▶ [Instructions to follow]:
Among the entries below, find the lines that hold the word "this" and report them.

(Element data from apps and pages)
◇ ◇ ◇

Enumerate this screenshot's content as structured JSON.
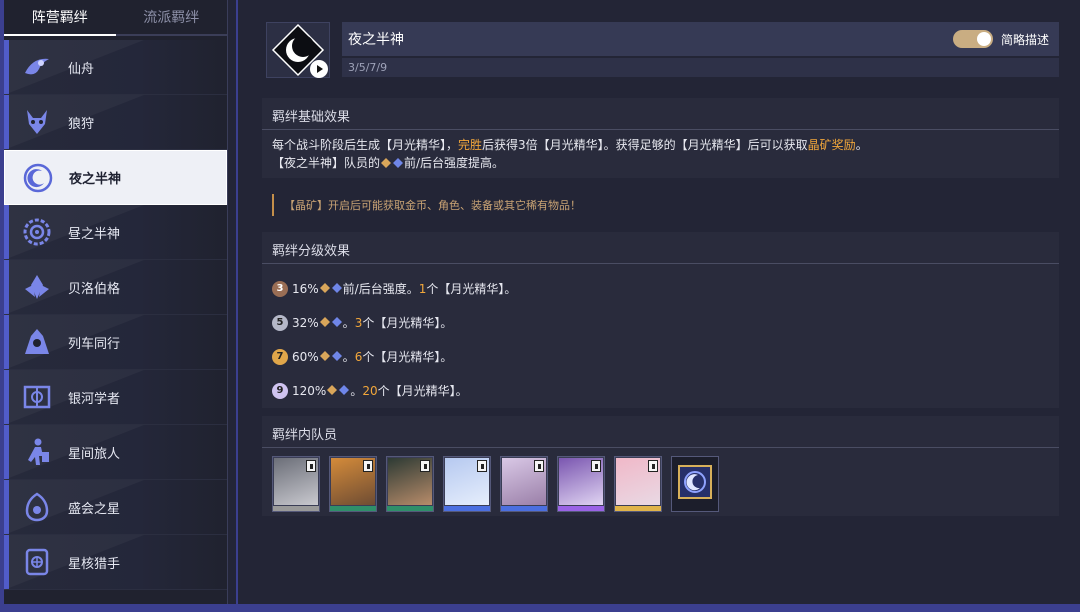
{
  "sidebar": {
    "tabs": [
      {
        "label": "阵营羁绊",
        "active": true
      },
      {
        "label": "流派羁绊",
        "active": false
      }
    ],
    "items": [
      {
        "label": "仙舟",
        "icon": "xianzhou-icon"
      },
      {
        "label": "狼狩",
        "icon": "wolf-icon"
      },
      {
        "label": "夜之半神",
        "icon": "moon-icon",
        "active": true
      },
      {
        "label": "昼之半神",
        "icon": "sun-icon"
      },
      {
        "label": "贝洛伯格",
        "icon": "belobog-icon"
      },
      {
        "label": "列车同行",
        "icon": "train-icon"
      },
      {
        "label": "银河学者",
        "icon": "scholar-icon"
      },
      {
        "label": "星间旅人",
        "icon": "traveler-icon"
      },
      {
        "label": "盛会之星",
        "icon": "festival-star-icon"
      },
      {
        "label": "星核猎手",
        "icon": "stellaron-hunter-icon"
      }
    ]
  },
  "header": {
    "emblem_icon": "crescent-moon-icon",
    "title": "夜之半神",
    "counts": "3/5/7/9",
    "toggle_label": "简略描述",
    "toggle_on": true
  },
  "basic_effect": {
    "heading": "羁绊基础效果",
    "line1_a": "每个战斗阶段后生成【月光精华】，",
    "line1_b": "完胜",
    "line1_c": "后获得3倍【月光精华】。获得足够的【月光精华】后可以获取",
    "line1_d": "晶矿奖励",
    "line1_e": "。",
    "line2_a": "【夜之半神】队员的",
    "line2_b": "前/后台强度提高。"
  },
  "note": "【晶矿】开启后可能获取金币、角色、装备或其它稀有物品！",
  "tiers": {
    "heading": "羁绊分级效果",
    "rows": [
      {
        "tier": "3",
        "pct": "16%",
        "text": "前/后台强度。",
        "count": "1",
        "tail": "个【月光精华】。",
        "color": "#9a6e55"
      },
      {
        "tier": "5",
        "pct": "32%",
        "text": "。",
        "count": "3",
        "tail": "个【月光精华】。",
        "color": "#b5b8c8"
      },
      {
        "tier": "7",
        "pct": "60%",
        "text": "。",
        "count": "6",
        "tail": "个【月光精华】。",
        "color": "#e0a64a"
      },
      {
        "tier": "9",
        "pct": "120%",
        "text": "。",
        "count": "20",
        "tail": "个【月光精华】。",
        "color": "#cfc3f0"
      }
    ]
  },
  "members": {
    "heading": "羁绊内队员",
    "list": [
      {
        "name": "member-1",
        "rarity_color": "#9a9a9a",
        "art": [
          "#6b6e78",
          "#c9c9cf"
        ]
      },
      {
        "name": "member-2",
        "rarity_color": "#2f8f6a",
        "art": [
          "#d48b3a",
          "#6e4c33"
        ]
      },
      {
        "name": "member-3",
        "rarity_color": "#2f8f6a",
        "art": [
          "#2d3a34",
          "#b88c6a"
        ]
      },
      {
        "name": "member-4",
        "rarity_color": "#4b6fe0",
        "art": [
          "#b6c9f0",
          "#e6eefc"
        ]
      },
      {
        "name": "member-5",
        "rarity_color": "#4b6fe0",
        "art": [
          "#d9c8e6",
          "#9a7fa8"
        ]
      },
      {
        "name": "member-6",
        "rarity_color": "#9a63e6",
        "art": [
          "#7a56b0",
          "#e0d4f2"
        ]
      },
      {
        "name": "member-7",
        "rarity_color": "#e0b44a",
        "art": [
          "#f0b8c8",
          "#e9d9e4"
        ]
      }
    ],
    "item_icon": "moon-crystal-icon"
  },
  "colors": {
    "accent": "#3b3f8f",
    "highlight": "#f2a73b",
    "note": "#c9a374"
  }
}
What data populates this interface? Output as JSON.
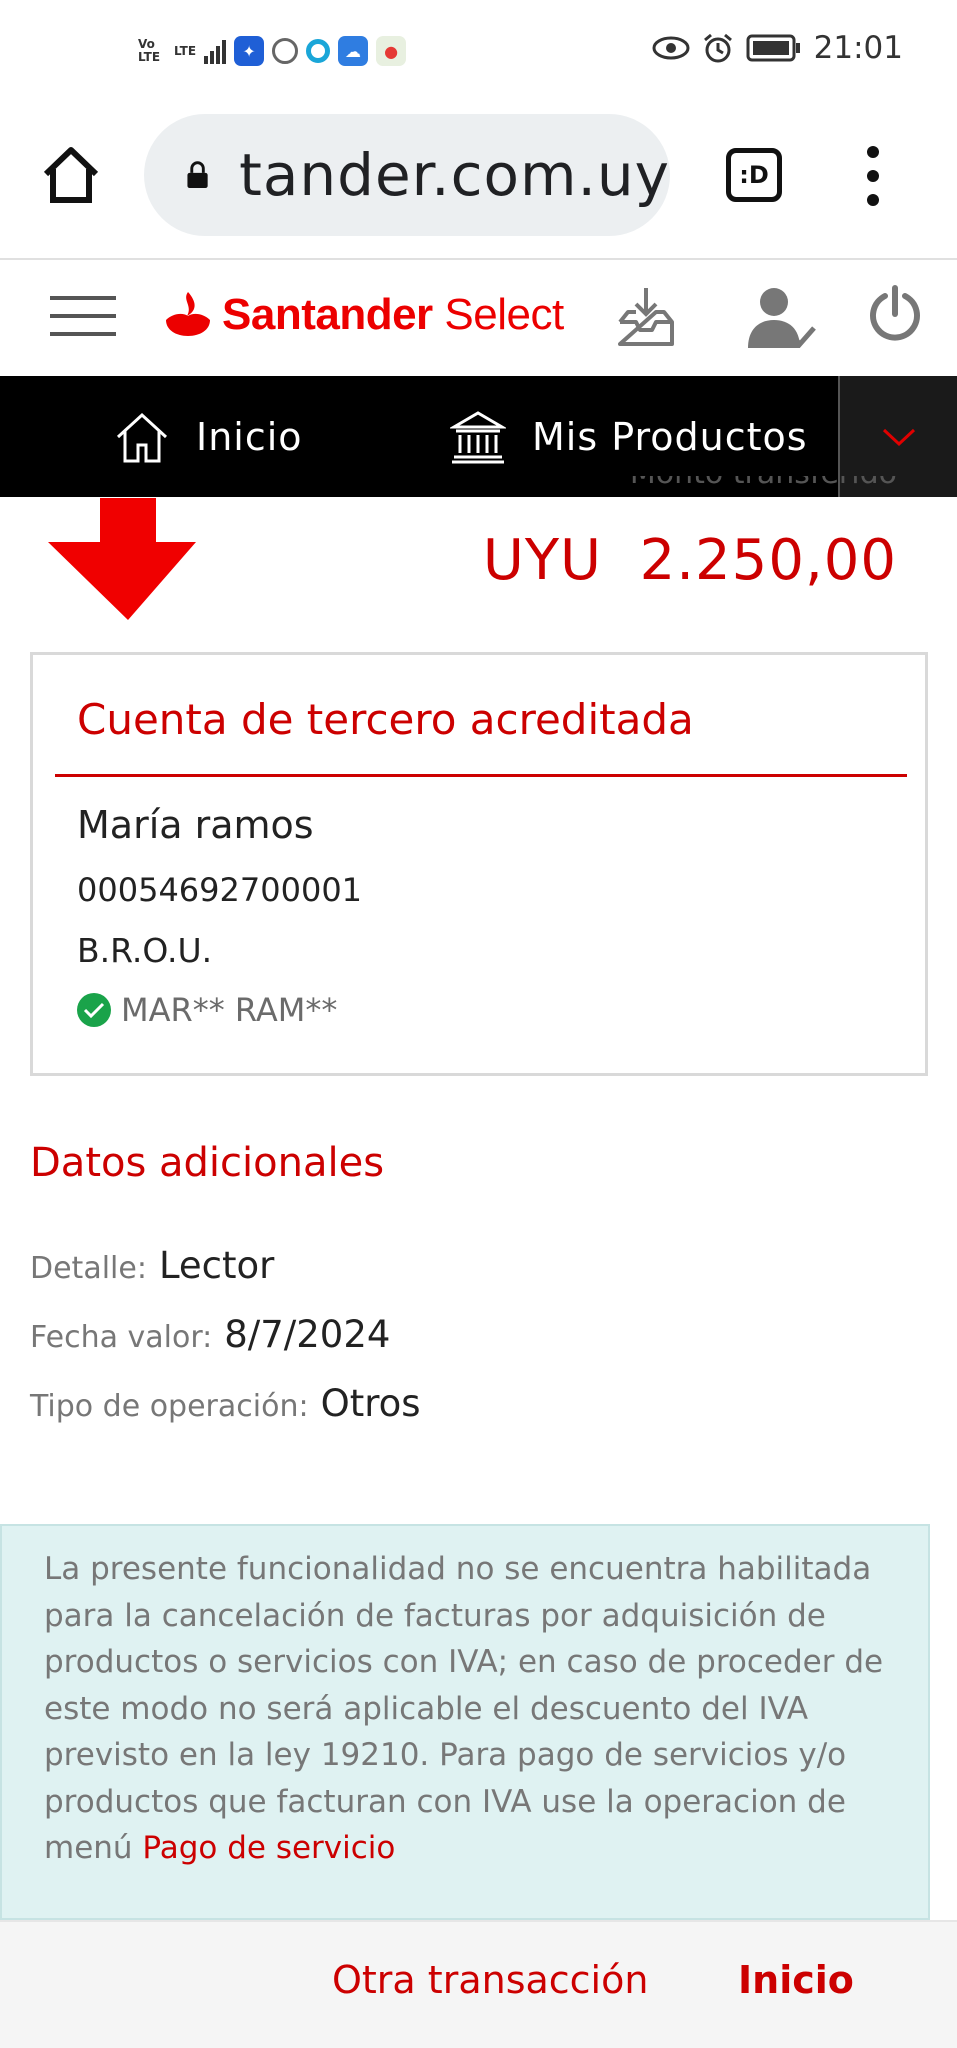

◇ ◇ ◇

▶ [Expected answer]:
Enumerate this screenshot's content as structured JSON.
What data populates this interface? Output as JSON.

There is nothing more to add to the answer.